LEDs are light-emitting diodes and act as semiconductors that produce visible light when an electrical current is passed through them. LEDs differ from incandescent or compact fluorescent lighting in several major ways. They are often more efficient, durable, versatile, and longer lasting than their more traditional counterparts. In fact, LED lighting uses light emitting diodes which then absorb the heat it produces into a heat sink. There is no such thing as a white LED, but it can be created by combining different color LEDs to produce white light.

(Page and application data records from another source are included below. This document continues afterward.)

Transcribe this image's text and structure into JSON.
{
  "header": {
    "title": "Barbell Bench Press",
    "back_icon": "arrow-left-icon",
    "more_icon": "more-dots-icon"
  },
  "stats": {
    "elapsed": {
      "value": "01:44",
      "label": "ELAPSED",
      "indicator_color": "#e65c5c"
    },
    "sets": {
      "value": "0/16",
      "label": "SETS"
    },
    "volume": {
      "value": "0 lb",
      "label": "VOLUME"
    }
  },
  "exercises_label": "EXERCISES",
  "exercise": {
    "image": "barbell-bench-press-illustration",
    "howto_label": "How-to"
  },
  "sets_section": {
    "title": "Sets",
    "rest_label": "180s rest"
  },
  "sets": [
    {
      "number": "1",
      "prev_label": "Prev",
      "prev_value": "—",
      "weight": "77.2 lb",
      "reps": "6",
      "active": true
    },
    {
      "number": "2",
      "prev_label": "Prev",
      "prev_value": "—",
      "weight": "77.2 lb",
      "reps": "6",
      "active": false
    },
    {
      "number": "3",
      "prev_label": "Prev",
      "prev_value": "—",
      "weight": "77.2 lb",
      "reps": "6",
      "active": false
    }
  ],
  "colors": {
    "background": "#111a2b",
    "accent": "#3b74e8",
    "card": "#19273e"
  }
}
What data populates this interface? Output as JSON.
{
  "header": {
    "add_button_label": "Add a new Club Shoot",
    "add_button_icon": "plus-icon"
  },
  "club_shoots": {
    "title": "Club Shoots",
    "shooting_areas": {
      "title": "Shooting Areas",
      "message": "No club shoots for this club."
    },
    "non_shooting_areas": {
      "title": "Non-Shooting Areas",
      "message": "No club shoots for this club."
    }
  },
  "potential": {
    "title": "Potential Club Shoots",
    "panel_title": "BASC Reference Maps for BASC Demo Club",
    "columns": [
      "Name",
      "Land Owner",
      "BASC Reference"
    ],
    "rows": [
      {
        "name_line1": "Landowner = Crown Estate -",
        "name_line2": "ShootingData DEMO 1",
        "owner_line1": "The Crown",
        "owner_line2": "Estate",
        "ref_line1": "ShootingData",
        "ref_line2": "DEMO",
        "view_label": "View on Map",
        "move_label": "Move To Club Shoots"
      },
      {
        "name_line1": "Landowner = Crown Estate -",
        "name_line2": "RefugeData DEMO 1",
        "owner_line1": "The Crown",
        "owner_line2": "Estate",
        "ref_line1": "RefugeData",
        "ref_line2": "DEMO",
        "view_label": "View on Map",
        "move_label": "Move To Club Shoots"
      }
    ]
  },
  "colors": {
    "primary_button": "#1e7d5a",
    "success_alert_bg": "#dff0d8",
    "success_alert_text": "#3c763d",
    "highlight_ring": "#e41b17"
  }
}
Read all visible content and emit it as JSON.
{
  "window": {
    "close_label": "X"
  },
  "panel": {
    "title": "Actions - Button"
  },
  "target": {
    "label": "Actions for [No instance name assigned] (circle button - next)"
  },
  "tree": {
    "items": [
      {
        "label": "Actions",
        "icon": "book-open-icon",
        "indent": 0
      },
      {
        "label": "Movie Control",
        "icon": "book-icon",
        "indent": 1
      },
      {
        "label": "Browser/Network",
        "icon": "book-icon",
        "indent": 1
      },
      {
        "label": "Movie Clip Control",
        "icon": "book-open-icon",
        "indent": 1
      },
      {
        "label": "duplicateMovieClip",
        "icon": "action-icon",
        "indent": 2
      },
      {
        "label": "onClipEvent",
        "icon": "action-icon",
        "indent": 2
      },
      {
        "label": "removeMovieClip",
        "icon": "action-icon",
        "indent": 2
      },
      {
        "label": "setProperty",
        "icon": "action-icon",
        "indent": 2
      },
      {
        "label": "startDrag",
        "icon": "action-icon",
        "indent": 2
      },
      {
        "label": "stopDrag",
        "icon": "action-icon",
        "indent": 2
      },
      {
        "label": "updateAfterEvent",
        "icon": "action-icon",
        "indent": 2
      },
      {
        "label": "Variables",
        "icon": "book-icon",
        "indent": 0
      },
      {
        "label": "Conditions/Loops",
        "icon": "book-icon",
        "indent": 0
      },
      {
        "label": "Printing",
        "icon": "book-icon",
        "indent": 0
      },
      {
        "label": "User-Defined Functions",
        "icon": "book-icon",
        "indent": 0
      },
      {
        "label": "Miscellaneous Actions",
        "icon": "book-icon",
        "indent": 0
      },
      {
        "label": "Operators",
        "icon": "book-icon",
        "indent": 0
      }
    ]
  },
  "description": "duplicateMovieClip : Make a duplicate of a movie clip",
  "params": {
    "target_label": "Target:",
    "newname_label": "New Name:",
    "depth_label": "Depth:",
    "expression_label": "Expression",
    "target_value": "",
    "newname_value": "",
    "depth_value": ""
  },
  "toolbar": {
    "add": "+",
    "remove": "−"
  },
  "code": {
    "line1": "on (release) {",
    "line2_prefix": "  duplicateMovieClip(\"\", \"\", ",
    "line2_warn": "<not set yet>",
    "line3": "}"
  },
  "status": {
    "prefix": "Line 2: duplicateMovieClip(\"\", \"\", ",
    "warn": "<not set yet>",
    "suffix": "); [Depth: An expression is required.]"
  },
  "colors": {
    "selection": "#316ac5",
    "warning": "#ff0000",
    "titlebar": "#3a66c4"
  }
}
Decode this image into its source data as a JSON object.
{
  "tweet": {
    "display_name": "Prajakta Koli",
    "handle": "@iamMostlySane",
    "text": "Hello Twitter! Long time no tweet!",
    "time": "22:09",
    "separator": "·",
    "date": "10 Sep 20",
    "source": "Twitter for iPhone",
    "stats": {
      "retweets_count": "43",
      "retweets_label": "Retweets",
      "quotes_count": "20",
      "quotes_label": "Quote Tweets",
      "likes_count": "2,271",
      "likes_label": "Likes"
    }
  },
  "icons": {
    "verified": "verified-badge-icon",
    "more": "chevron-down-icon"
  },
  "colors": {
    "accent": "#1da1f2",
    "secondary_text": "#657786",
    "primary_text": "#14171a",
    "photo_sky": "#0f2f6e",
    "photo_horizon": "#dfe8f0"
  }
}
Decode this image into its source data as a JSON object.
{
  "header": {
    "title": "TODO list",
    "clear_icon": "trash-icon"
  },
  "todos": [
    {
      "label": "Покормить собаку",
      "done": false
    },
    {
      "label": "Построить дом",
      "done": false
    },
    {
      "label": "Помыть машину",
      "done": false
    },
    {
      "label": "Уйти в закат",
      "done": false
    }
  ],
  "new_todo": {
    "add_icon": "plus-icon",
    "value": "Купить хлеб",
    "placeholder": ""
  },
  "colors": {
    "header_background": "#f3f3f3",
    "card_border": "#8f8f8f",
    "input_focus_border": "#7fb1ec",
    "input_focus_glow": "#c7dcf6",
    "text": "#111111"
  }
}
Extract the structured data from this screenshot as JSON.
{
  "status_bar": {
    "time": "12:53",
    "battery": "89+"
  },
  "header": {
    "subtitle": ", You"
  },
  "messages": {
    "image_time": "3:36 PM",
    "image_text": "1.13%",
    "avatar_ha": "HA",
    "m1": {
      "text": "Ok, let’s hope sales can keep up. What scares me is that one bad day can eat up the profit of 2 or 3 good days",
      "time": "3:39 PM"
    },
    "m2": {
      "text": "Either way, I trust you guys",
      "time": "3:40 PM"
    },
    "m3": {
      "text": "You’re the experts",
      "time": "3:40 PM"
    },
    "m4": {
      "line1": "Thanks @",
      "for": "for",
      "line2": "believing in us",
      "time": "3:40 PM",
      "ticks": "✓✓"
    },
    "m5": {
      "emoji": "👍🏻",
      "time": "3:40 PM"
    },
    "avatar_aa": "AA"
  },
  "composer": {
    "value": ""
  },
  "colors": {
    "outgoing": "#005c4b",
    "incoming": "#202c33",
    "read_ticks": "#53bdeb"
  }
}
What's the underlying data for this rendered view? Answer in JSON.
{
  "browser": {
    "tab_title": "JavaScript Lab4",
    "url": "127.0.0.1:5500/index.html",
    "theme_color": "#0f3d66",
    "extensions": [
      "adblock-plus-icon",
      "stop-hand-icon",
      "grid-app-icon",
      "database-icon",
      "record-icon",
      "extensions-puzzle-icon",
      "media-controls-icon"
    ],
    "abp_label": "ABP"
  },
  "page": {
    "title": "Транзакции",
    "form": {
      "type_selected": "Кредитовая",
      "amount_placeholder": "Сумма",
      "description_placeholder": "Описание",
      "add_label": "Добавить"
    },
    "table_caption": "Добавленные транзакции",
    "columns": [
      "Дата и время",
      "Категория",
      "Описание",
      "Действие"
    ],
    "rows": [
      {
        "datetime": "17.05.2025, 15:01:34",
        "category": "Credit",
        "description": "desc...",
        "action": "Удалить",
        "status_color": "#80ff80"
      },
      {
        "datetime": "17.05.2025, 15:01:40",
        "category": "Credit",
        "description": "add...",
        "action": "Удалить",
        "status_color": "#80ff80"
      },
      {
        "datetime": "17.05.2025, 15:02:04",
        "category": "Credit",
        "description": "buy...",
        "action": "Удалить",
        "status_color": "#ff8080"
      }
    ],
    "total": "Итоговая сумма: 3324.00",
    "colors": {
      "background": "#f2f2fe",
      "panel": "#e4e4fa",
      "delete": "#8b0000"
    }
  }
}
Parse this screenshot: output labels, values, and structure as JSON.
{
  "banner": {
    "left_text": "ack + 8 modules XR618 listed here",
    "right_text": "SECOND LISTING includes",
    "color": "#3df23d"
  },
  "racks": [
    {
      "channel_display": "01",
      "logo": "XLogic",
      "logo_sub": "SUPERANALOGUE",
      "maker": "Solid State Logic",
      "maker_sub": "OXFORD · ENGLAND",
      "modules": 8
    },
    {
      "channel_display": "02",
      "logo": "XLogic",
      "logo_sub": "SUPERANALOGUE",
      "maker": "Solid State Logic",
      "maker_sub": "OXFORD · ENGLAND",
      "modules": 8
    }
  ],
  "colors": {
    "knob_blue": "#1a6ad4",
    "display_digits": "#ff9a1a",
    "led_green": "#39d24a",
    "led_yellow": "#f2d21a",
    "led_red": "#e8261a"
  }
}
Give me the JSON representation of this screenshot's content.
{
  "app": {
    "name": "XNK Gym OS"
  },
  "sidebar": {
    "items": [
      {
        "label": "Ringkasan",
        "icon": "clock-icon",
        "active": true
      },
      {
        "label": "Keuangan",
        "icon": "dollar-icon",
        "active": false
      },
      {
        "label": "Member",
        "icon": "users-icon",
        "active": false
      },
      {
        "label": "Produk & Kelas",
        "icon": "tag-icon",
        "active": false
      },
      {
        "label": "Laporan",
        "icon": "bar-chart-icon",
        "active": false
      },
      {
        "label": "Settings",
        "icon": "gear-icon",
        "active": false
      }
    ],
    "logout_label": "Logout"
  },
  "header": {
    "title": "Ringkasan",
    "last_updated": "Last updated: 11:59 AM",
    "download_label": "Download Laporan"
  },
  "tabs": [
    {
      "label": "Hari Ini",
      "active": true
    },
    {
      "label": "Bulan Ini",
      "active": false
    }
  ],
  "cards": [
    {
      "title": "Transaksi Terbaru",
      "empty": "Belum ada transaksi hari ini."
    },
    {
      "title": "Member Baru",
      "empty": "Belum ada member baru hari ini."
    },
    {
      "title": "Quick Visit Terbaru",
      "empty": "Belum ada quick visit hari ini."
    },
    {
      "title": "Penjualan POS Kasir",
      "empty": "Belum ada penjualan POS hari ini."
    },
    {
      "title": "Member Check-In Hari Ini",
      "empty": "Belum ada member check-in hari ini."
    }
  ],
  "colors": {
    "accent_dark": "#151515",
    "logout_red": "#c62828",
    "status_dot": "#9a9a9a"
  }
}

LEDs are also directional light sources which means that they can emit light in a specific direction unlike the more traditional counterparts which emit light and heat in all directions. The life of LED lighting is defined much more differently than traditionally. This is because LEDs don’t burn out like traditional light bulbs. LEDs experience lumen depreciation where the amount of light produced decreases and the light color can shift over time. Therefore LED lifetime is based on the prediction for when the light output will decrease by 30%.